This morning (Wednesday, actually) a friend of mine posted a picture of her rhododendron in full bloom and said, “I swear they burst into bloom overnight!” I have rhodies – I understand.
But it’s the same with story ideas.
I was at Malice Domestic at the end of April when they put out their call for their next anthology, Mystery Most Geographical. The premise, if I remember the wording correctly, is that geography must play into the story. Okay, interesting idea. That night, I was talking to my roommate about it and I mentioned that I lived in Puerto Rico and St. Croix briefly after college, working for the government. “Oh, I bet there’s a story in that,” she said.
The seed was planted.
I’ve continued to water that seed in the weeks since. What on earth could I write about? What kind of issues and plots would need that particular geography?

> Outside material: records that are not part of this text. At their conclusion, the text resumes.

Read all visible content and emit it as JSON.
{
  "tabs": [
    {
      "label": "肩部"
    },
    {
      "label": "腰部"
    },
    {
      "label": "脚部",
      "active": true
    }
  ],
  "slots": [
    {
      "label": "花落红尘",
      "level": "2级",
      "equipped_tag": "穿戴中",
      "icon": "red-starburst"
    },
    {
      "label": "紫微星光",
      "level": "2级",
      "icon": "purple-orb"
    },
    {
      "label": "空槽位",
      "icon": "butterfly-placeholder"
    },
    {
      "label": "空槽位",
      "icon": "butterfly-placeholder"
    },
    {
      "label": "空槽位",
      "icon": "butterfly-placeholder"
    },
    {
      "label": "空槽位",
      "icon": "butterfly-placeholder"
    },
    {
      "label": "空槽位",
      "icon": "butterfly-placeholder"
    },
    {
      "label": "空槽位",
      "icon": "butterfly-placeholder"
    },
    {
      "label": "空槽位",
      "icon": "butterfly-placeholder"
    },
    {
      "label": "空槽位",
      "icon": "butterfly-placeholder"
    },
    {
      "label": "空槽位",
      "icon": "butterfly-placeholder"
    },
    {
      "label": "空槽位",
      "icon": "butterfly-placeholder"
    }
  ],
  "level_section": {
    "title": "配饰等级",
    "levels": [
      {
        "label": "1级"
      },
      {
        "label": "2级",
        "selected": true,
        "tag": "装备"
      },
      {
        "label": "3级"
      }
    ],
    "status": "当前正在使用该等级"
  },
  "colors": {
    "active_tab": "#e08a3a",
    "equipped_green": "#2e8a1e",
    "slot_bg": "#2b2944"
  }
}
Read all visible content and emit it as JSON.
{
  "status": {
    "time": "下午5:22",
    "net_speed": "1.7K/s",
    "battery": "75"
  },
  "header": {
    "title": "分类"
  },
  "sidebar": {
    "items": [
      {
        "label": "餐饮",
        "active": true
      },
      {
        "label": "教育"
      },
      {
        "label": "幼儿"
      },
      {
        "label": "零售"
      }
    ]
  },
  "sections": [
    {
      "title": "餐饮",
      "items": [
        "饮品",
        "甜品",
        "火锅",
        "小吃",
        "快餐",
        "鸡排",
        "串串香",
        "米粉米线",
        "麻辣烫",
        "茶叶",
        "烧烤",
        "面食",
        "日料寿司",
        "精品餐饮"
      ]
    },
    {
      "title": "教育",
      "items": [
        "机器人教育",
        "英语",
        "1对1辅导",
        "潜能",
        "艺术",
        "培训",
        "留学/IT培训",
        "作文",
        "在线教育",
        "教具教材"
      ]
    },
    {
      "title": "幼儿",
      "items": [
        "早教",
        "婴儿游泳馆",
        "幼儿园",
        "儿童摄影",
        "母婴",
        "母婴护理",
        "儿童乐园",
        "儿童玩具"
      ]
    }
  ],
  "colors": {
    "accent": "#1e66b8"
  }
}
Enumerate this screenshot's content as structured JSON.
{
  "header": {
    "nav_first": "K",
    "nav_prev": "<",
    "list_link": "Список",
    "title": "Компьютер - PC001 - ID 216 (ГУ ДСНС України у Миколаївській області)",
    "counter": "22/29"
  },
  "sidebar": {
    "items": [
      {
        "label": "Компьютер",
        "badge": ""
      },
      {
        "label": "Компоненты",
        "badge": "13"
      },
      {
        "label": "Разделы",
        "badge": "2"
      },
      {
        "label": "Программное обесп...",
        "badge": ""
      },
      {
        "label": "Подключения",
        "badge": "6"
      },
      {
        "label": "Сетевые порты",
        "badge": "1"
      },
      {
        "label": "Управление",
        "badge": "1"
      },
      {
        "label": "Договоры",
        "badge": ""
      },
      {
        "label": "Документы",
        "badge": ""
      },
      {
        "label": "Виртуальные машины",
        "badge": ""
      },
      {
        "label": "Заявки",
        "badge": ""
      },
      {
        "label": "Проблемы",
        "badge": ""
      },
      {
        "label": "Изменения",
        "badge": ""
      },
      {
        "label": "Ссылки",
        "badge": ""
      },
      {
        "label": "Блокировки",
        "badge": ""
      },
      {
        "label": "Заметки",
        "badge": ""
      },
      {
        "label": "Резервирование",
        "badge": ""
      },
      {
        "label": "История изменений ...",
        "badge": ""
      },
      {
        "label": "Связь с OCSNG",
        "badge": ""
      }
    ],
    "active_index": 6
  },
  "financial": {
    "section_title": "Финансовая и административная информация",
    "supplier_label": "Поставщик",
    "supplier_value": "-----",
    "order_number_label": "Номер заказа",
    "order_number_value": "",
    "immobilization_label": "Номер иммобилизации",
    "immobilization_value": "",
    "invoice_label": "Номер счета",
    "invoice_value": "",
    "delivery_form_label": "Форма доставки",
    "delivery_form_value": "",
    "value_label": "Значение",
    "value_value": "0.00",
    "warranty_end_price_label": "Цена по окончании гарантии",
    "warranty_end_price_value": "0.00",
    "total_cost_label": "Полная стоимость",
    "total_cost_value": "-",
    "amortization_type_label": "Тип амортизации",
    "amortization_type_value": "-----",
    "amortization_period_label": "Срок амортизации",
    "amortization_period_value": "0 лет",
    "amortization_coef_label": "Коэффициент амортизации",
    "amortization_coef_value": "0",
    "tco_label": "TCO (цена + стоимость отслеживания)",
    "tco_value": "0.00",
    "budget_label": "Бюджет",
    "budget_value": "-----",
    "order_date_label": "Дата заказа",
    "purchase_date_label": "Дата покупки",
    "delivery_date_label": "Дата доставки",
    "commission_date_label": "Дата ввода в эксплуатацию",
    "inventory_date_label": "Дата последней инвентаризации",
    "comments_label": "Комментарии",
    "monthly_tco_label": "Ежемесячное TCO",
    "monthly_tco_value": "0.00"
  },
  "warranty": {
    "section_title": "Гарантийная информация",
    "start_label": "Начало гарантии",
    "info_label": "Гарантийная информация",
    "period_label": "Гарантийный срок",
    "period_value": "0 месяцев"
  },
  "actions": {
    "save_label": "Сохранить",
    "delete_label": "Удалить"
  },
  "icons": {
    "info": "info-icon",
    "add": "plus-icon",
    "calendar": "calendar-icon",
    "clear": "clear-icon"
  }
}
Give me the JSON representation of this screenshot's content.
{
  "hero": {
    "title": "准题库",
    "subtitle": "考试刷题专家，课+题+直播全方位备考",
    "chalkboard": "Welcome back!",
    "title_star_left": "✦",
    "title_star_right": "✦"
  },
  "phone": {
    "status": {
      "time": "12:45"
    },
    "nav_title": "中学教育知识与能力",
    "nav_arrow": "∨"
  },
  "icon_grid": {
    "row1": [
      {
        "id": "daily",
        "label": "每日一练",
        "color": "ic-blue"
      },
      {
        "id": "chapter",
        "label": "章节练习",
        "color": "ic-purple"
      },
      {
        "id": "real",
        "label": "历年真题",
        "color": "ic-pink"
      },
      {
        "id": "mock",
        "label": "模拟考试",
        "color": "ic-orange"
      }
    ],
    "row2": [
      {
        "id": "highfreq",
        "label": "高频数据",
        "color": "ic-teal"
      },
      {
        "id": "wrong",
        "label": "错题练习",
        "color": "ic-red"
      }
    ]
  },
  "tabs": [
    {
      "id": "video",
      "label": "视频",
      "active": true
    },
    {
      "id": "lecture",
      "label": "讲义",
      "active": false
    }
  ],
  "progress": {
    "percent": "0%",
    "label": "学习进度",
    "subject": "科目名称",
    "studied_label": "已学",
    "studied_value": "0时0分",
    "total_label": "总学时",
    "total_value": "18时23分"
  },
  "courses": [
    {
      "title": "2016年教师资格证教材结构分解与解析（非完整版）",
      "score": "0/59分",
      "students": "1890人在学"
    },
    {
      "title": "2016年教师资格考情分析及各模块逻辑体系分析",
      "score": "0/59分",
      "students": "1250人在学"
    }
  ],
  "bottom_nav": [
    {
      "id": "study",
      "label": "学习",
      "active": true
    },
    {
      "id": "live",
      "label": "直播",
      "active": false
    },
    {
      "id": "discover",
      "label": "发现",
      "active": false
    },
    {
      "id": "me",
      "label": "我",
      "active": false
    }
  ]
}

I had some time this morning. Puerto Rico has some drop-dead (pardon the pun) locations for murder. Beaches, mountains, even a rain forest. Hmm. It’s a very traditional society, one rooted in their cultural traditions while trying to be part of the 21st century. Hmm. It was twenty-odd years ago, but I remember debate over whether Puerto Rico should push for U.S. statehood, stay a commonwealth, or push for independence. Was that still the case? Hmm.
The shoot of the seed pushes through the dirt.
I dug up information on locations, superstition, customs, and the independence debate (which has kinda died, actually, with only 5.5% voting for independence in the last referendum, but I digress). I looked at pictures – and I’ll have to get my hubby to dig out my photo albums tonight. Lush forests. An observation tower. A Nuyorican (that’s someone from New York City with Puerto Rican heritage – sidenote, did you know there are more Puerto Ricans in NYC than in San Juan? True story – or at least it used to be and I see no reason why it should be different now) homicide detective who is back on the island for a little R&R unravels the connection between some apparently random deaths.
I’ll continue to care for my seed, because of course the blossom isn’t the end. It’s still unfurling and it may turn out to be pretty ugly – or it may die.
But the seed has definitely bloomed. Overnight. Just like my rhododendrons.